Exercise goal » Print every line below. Match each one exactly.

Start of Supplied data

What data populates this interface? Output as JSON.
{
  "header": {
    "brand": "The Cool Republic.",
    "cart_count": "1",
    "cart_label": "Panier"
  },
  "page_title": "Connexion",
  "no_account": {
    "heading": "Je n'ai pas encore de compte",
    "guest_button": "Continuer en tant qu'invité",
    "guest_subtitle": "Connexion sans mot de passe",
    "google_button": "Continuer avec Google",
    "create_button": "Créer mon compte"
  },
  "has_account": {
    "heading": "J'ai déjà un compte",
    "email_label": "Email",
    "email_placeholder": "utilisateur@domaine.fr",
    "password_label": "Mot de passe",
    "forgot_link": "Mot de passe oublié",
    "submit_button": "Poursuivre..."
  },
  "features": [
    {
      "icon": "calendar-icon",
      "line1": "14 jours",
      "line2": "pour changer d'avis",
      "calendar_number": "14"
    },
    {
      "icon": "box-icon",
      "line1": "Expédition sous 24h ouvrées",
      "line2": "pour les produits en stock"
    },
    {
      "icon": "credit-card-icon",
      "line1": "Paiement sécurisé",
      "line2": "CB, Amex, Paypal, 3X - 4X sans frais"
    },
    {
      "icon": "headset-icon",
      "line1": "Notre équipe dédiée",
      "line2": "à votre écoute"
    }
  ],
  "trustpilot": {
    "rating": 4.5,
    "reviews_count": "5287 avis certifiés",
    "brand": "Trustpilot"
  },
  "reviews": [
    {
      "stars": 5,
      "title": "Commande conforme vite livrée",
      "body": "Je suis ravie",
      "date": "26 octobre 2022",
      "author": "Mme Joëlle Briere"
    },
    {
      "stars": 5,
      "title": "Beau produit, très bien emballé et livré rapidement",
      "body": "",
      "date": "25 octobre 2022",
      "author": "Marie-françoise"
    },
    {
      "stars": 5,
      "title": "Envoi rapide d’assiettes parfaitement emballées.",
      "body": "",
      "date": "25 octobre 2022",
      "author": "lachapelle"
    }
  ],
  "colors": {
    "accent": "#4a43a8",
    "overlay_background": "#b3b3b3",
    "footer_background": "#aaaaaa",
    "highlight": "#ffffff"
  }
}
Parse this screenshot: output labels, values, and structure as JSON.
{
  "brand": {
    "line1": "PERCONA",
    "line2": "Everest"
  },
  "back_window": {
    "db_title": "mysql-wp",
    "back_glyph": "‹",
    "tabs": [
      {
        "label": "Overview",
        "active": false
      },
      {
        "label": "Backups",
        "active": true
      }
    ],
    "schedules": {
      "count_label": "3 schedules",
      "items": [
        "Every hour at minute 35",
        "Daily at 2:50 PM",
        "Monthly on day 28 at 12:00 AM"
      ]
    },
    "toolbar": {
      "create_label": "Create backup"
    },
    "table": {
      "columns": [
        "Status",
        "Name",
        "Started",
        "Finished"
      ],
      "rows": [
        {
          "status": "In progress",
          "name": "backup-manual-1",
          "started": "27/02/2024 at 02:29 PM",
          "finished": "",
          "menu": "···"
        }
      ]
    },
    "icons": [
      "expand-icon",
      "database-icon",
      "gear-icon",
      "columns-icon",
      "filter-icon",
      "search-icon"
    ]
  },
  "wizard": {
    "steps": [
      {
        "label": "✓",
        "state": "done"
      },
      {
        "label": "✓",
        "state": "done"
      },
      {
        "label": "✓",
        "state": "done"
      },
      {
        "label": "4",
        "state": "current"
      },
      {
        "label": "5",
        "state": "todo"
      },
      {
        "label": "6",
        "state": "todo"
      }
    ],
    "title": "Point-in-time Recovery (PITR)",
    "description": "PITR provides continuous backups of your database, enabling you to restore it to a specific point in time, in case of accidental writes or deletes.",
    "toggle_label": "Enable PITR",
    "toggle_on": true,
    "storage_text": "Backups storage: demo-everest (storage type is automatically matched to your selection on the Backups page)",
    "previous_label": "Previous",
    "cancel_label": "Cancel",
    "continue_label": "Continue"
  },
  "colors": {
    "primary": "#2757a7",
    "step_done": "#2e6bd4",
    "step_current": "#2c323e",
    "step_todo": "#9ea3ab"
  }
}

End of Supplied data

Solution »
What data populates this interface? Output as JSON.
{
  "header": {
    "brand": "The Cool Republic.",
    "cart_count": "1",
    "cart_label": "Panier"
  },
  "page_title": "Connexion",
  "no_account": {
    "heading": "Je n'ai pas encore de compte",
    "guest_button": "Continuer en tant qu'invité",
    "guest_subtitle": "Connexion sans mot de passe",
    "google_button": "Continuer avec Google",
    "create_button": "Créer mon compte"
  },
  "has_account": {
    "heading": "J'ai déjà un compte",
    "email_label": "Email",
    "email_placeholder": "utilisateur@domaine.fr",
    "password_label": "Mot de passe",
    "forgot_link": "Mot de passe oublié",
    "submit_button": "Poursuivre..."
  },
  "features": [
    {
      "icon": "calendar-icon",
      "line1": "14 jours",
      "line2": "pour changer d'avis",
      "calendar_number": "14"
    },
    {
      "icon": "box-icon",
      "line1": "Expédition sous 24h ouvrées",
      "line2": "pour les produits en stock"
    },
    {
      "icon": "credit-card-icon",
      "line1": "Paiement sécurisé",
      "line2": "CB, Amex, Paypal, 3X - 4X sans frais"
    },
    {
      "icon": "headset-icon",
      "line1": "Notre équipe dédiée",
      "line2": "à votre écoute"
    }
  ],
  "trustpilot": {
    "rating": 4.5,
    "reviews_count": "5287 avis certifiés",
    "brand": "Trustpilot"
  },
  "reviews": [
    {
      "stars": 5,
      "title": "Commande conforme vite livrée",
      "body": "Je suis ravie",
      "date": "26 octobre 2022",
      "author": "Mme Joëlle Briere"
    },
    {
      "stars": 5,
      "title": "Beau produit, très bien emballé et livré rapidement",
      "body": "",
      "date": "25 octobre 2022",
      "author": "Marie-françoise"
    },
    {
      "stars": 5,
      "title": "Envoi rapide d’assiettes parfaitement emballées.",
      "body": "",
      "date": "25 octobre 2022",
      "author": "lachapelle"
    }
  ],
  "colors": {
    "accent": "#4a43a8",
    "overlay_background": "#b3b3b3",
    "footer_background": "#aaaaaa",
    "highlight": "#ffffff"
  }
}
Parse this screenshot: output labels, values, and structure as JSON.
{
  "brand": {
    "line1": "PERCONA",
    "line2": "Everest"
  },
  "back_window": {
    "db_title": "mysql-wp",
    "back_glyph": "‹",
    "tabs": [
      {
        "label": "Overview",
        "active": false
      },
      {
        "label": "Backups",
        "active": true
      }
    ],
    "schedules": {
      "count_label": "3 schedules",
      "items": [
        "Every hour at minute 35",
        "Daily at 2:50 PM",
        "Monthly on day 28 at 12:00 AM"
      ]
    },
    "toolbar": {
      "create_label": "Create backup"
    },
    "table": {
      "columns": [
        "Status",
        "Name",
        "Started",
        "Finished"
      ],
      "rows": [
        {
          "status": "In progress",
          "name": "backup-manual-1",
          "started": "27/02/2024 at 02:29 PM",
          "finished": "",
          "menu": "···"
        }
      ]
    },
    "icons": [
      "expand-icon",
      "database-icon",
      "gear-icon",
      "columns-icon",
      "filter-icon",
      "search-icon"
    ]
  },
  "wizard": {
    "steps": [
      {
        "label": "✓",
        "state": "done"
      },
      {
        "label": "✓",
        "state": "done"
      },
      {
        "label": "✓",
        "state": "done"
      },
      {
        "label": "4",
        "state": "current"
      },
      {
        "label": "5",
        "state": "todo"
      },
      {
        "label": "6",
        "state": "todo"
      }
    ],
    "title": "Point-in-time Recovery (PITR)",
    "description": "PITR provides continuous backups of your database, enabling you to restore it to a specific point in time, in case of accidental writes or deletes.",
    "toggle_label": "Enable PITR",
    "toggle_on": true,
    "storage_text": "Backups storage: demo-everest (storage type is automatically matched to your selection on the Backups page)",
    "previous_label": "Previous",
    "cancel_label": "Cancel",
    "continue_label": "Continue"
  },
  "colors": {
    "primary": "#2757a7",
    "step_done": "#2e6bd4",
    "step_current": "#2c323e",
    "step_todo": "#9ea3ab"
  }
}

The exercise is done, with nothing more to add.